*** EXERCISE DATA ***

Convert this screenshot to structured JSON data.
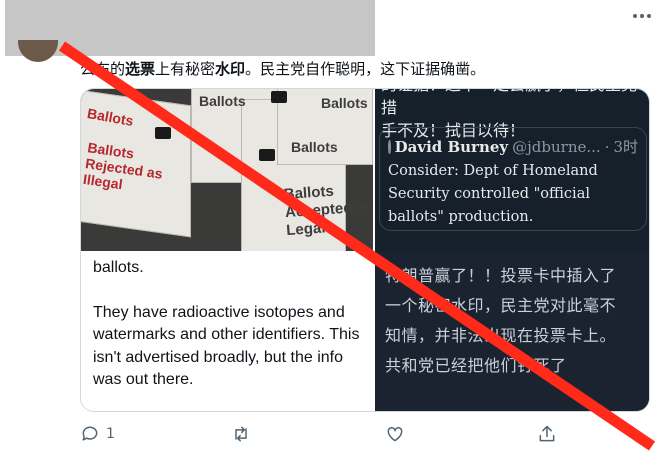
{
  "tweet": {
    "text_parts": {
      "p1": "公布的",
      "p2": "选票",
      "p3": "上有秘密",
      "p4": "水印",
      "p5": "。民主党自作聪明，这下证据确凿。"
    },
    "more_icon": "more-horizontal-icon"
  },
  "media": {
    "photo": {
      "labels": [
        "Ballots",
        "Ballots",
        "Ballots",
        "Ballots",
        "Ballots Rejected as Illegal",
        "Ballots Accepted as Legal"
      ],
      "label_color_rejected": "#b7282e"
    },
    "text_screenshot": {
      "line1": "ballots.",
      "para2": "They have radioactive isotopes and watermarks and other identifiers. This isn't advertised broadly, but the info was out there."
    },
    "dark_screenshot": {
      "top_lines": [
        "的证据！这下一定会赢了，但民主党措",
        "手不及！拭目以待！"
      ],
      "quote": {
        "name": "David Burney",
        "handle": "@jdburne...",
        "dot": "·",
        "time": "3时",
        "body": "Consider: Dept of Homeland Security controlled \"official ballots\" production."
      },
      "bottom_lines": [
        "特朗普赢了！！投票卡中插入了",
        "一个秘密水印，民主党对此毫不",
        "知情，并非法出现在投票卡上。",
        "共和党已经把他们钉死了"
      ]
    }
  },
  "actions": {
    "reply_count": "1",
    "retweet_count": "",
    "like_count": "",
    "icons": [
      "reply-icon",
      "retweet-icon",
      "like-icon",
      "share-icon"
    ]
  },
  "overlay": {
    "x_color": "#ff2a1a"
  }
}
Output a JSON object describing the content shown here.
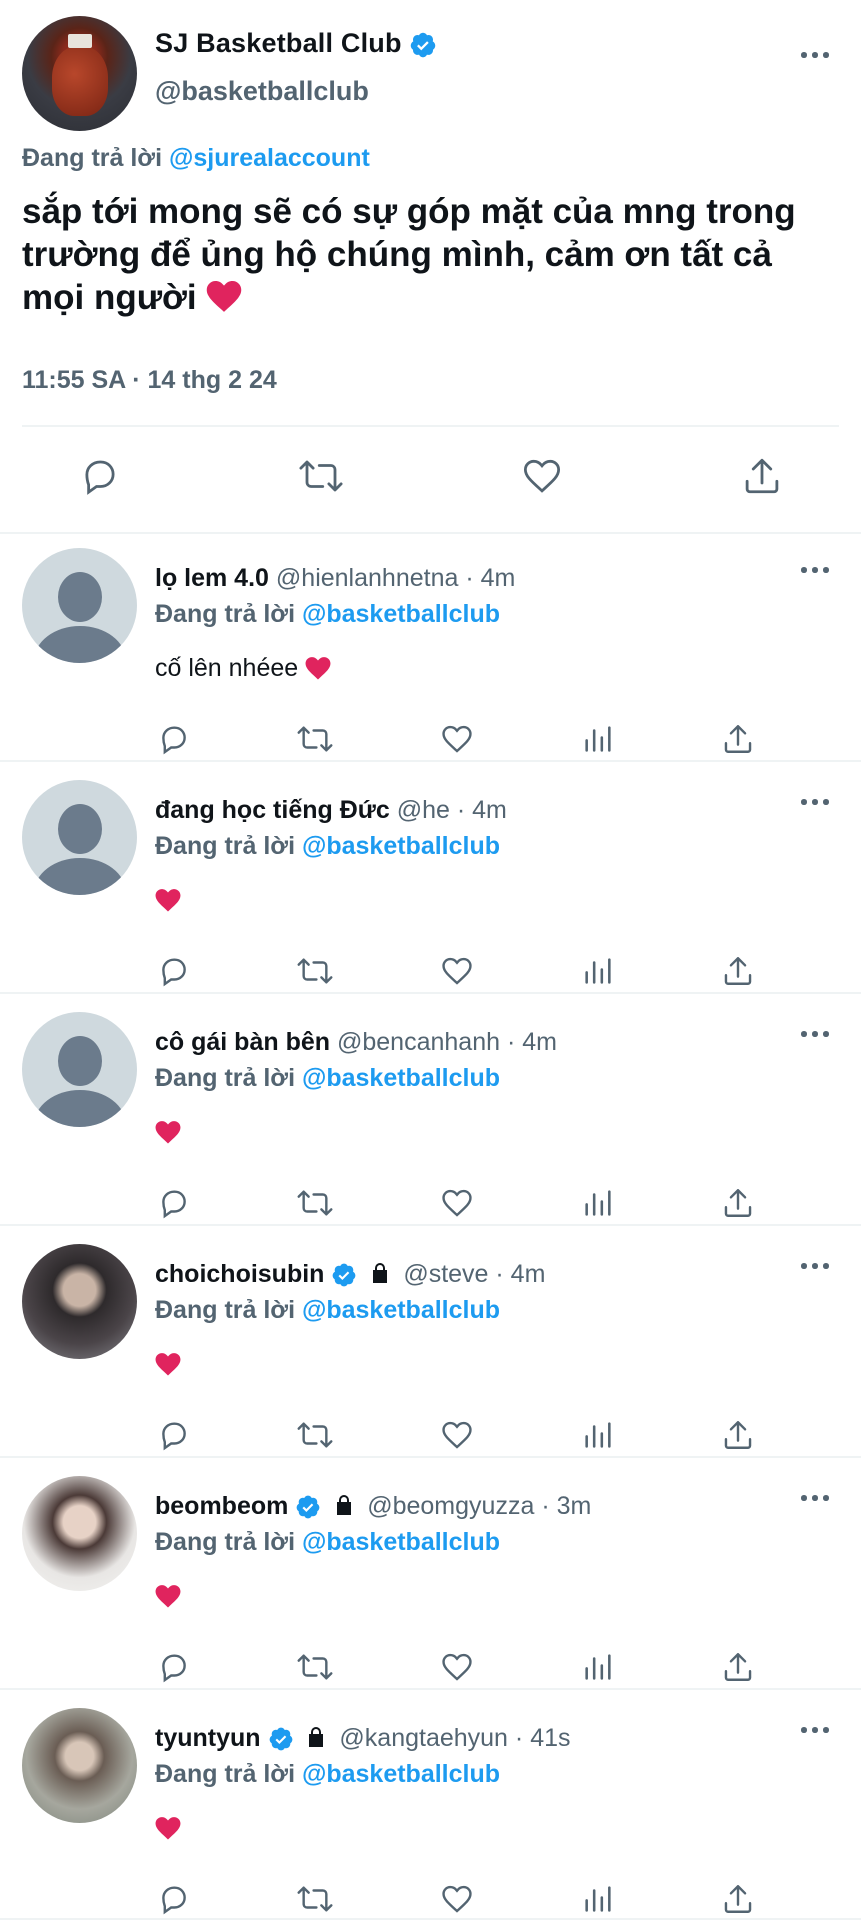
{
  "main_tweet": {
    "display_name": "SJ Basketball Club",
    "handle": "@basketballclub",
    "replying_prefix": "Đang trả lời",
    "replying_to": "@sjurealaccount",
    "text": "sắp tới mong sẽ có sự góp mặt của mng trong trường để ủng hộ chúng mình, cảm ơn tất cả mọi người",
    "timestamp": "11:55 SA · 14 thg 2 24",
    "avatar_icon": "basketball-avatar",
    "verified_color": "#1d9bf0"
  },
  "replies": [
    {
      "name": "lọ lem 4.0",
      "handle": "@hienlanhnetna",
      "time": "· 4m",
      "replying_prefix": "Đang trả lời",
      "replying_to": "@basketballclub",
      "text": "cố lên nhéee",
      "verified": false,
      "locked": false,
      "avatar": "default-avatar"
    },
    {
      "name": "đang học tiếng Đức",
      "handle": "@he",
      "time": "· 4m",
      "replying_prefix": "Đang trả lời",
      "replying_to": "@basketballclub",
      "text": "",
      "verified": false,
      "locked": false,
      "avatar": "default-avatar"
    },
    {
      "name": "cô gái bàn bên",
      "handle": "@bencanhanh",
      "time": "· 4m",
      "replying_prefix": "Đang trả lời",
      "replying_to": "@basketballclub",
      "text": "",
      "verified": false,
      "locked": false,
      "avatar": "default-avatar"
    },
    {
      "name": "choichoisubin",
      "handle": "@steve",
      "time": "· 4m",
      "replying_prefix": "Đang trả lời",
      "replying_to": "@basketballclub",
      "text": "",
      "verified": true,
      "locked": true,
      "avatar": "photo-avatar"
    },
    {
      "name": "beombeom",
      "handle": "@beomgyuzza",
      "time": "· 3m",
      "replying_prefix": "Đang trả lời",
      "replying_to": "@basketballclub",
      "text": "",
      "verified": true,
      "locked": true,
      "avatar": "photo-avatar"
    },
    {
      "name": "tyuntyun",
      "handle": "@kangtaehyun",
      "time": "· 41s",
      "replying_prefix": "Đang trả lời",
      "replying_to": "@basketballclub",
      "text": "",
      "verified": true,
      "locked": true,
      "avatar": "photo-avatar"
    }
  ],
  "colors": {
    "accent": "#1d9bf0",
    "muted": "#536471",
    "text": "#0f1419",
    "heart": "#e0245e"
  }
}
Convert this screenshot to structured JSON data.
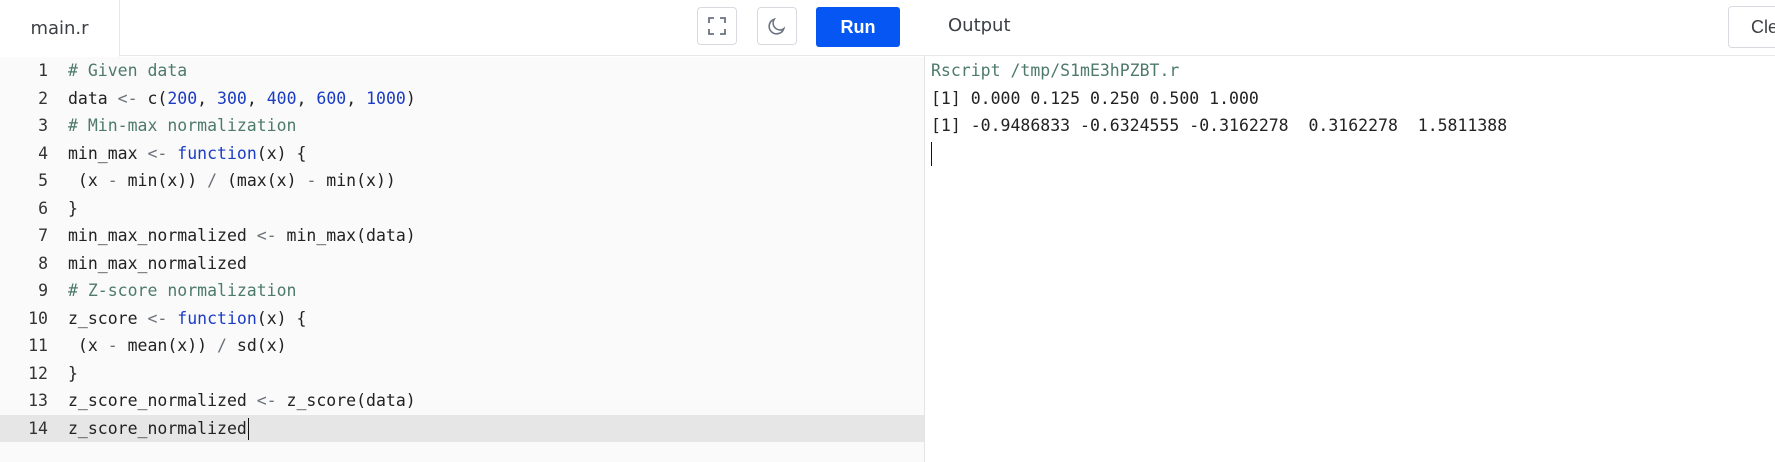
{
  "editor": {
    "file_tab": "main.r",
    "run_label": "Run",
    "lines": [
      {
        "num": "1",
        "tokens": [
          {
            "t": "# Given data",
            "c": "comment"
          }
        ]
      },
      {
        "num": "2",
        "tokens": [
          {
            "t": "data ",
            "c": ""
          },
          {
            "t": "<-",
            "c": "op"
          },
          {
            "t": " c(",
            "c": ""
          },
          {
            "t": "200",
            "c": "num"
          },
          {
            "t": ", ",
            "c": ""
          },
          {
            "t": "300",
            "c": "num"
          },
          {
            "t": ", ",
            "c": ""
          },
          {
            "t": "400",
            "c": "num"
          },
          {
            "t": ", ",
            "c": ""
          },
          {
            "t": "600",
            "c": "num"
          },
          {
            "t": ", ",
            "c": ""
          },
          {
            "t": "1000",
            "c": "num"
          },
          {
            "t": ")",
            "c": ""
          }
        ]
      },
      {
        "num": "3",
        "tokens": [
          {
            "t": "# Min-max normalization",
            "c": "comment"
          }
        ]
      },
      {
        "num": "4",
        "tokens": [
          {
            "t": "min_max ",
            "c": ""
          },
          {
            "t": "<-",
            "c": "op"
          },
          {
            "t": " ",
            "c": ""
          },
          {
            "t": "function",
            "c": "kw"
          },
          {
            "t": "(x) {",
            "c": ""
          }
        ]
      },
      {
        "num": "5",
        "tokens": [
          {
            "t": " (x ",
            "c": ""
          },
          {
            "t": "-",
            "c": "op"
          },
          {
            "t": " min(x)) ",
            "c": ""
          },
          {
            "t": "/",
            "c": "op"
          },
          {
            "t": " (max(x) ",
            "c": ""
          },
          {
            "t": "-",
            "c": "op"
          },
          {
            "t": " min(x))",
            "c": ""
          }
        ]
      },
      {
        "num": "6",
        "tokens": [
          {
            "t": "}",
            "c": ""
          }
        ]
      },
      {
        "num": "7",
        "tokens": [
          {
            "t": "min_max_normalized ",
            "c": ""
          },
          {
            "t": "<-",
            "c": "op"
          },
          {
            "t": " min_max(data)",
            "c": ""
          }
        ]
      },
      {
        "num": "8",
        "tokens": [
          {
            "t": "min_max_normalized",
            "c": ""
          }
        ]
      },
      {
        "num": "9",
        "tokens": [
          {
            "t": "# Z-score normalization",
            "c": "comment"
          }
        ]
      },
      {
        "num": "10",
        "tokens": [
          {
            "t": "z_score ",
            "c": ""
          },
          {
            "t": "<-",
            "c": "op"
          },
          {
            "t": " ",
            "c": ""
          },
          {
            "t": "function",
            "c": "kw"
          },
          {
            "t": "(x) {",
            "c": ""
          }
        ]
      },
      {
        "num": "11",
        "tokens": [
          {
            "t": " (x ",
            "c": ""
          },
          {
            "t": "-",
            "c": "op"
          },
          {
            "t": " mean(x)) ",
            "c": ""
          },
          {
            "t": "/",
            "c": "op"
          },
          {
            "t": " sd(x)",
            "c": ""
          }
        ]
      },
      {
        "num": "12",
        "tokens": [
          {
            "t": "}",
            "c": ""
          }
        ]
      },
      {
        "num": "13",
        "tokens": [
          {
            "t": "z_score_normalized ",
            "c": ""
          },
          {
            "t": "<-",
            "c": "op"
          },
          {
            "t": " z_score(data)",
            "c": ""
          }
        ]
      },
      {
        "num": "14",
        "tokens": [
          {
            "t": "z_score_normalized",
            "c": ""
          }
        ],
        "active": true
      }
    ]
  },
  "output": {
    "title": "Output",
    "clear_label": "Clear",
    "lines": [
      {
        "text": "Rscript /tmp/S1mE3hPZBT.r",
        "kind": "cmd"
      },
      {
        "text": "[1] 0.000 0.125 0.250 0.500 1.000",
        "kind": "out"
      },
      {
        "text": "[1] -0.9486833 -0.6324555 -0.3162278  0.3162278  1.5811388",
        "kind": "out"
      }
    ]
  },
  "colors": {
    "run_button": "#0556f3",
    "comment": "#4d7a6a",
    "number": "#1b3cc4",
    "active_line": "#e6e6e6"
  },
  "icons": [
    "fullscreen-icon",
    "moon-icon"
  ]
}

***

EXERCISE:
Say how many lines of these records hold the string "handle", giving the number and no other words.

ANSWER SPACE:
8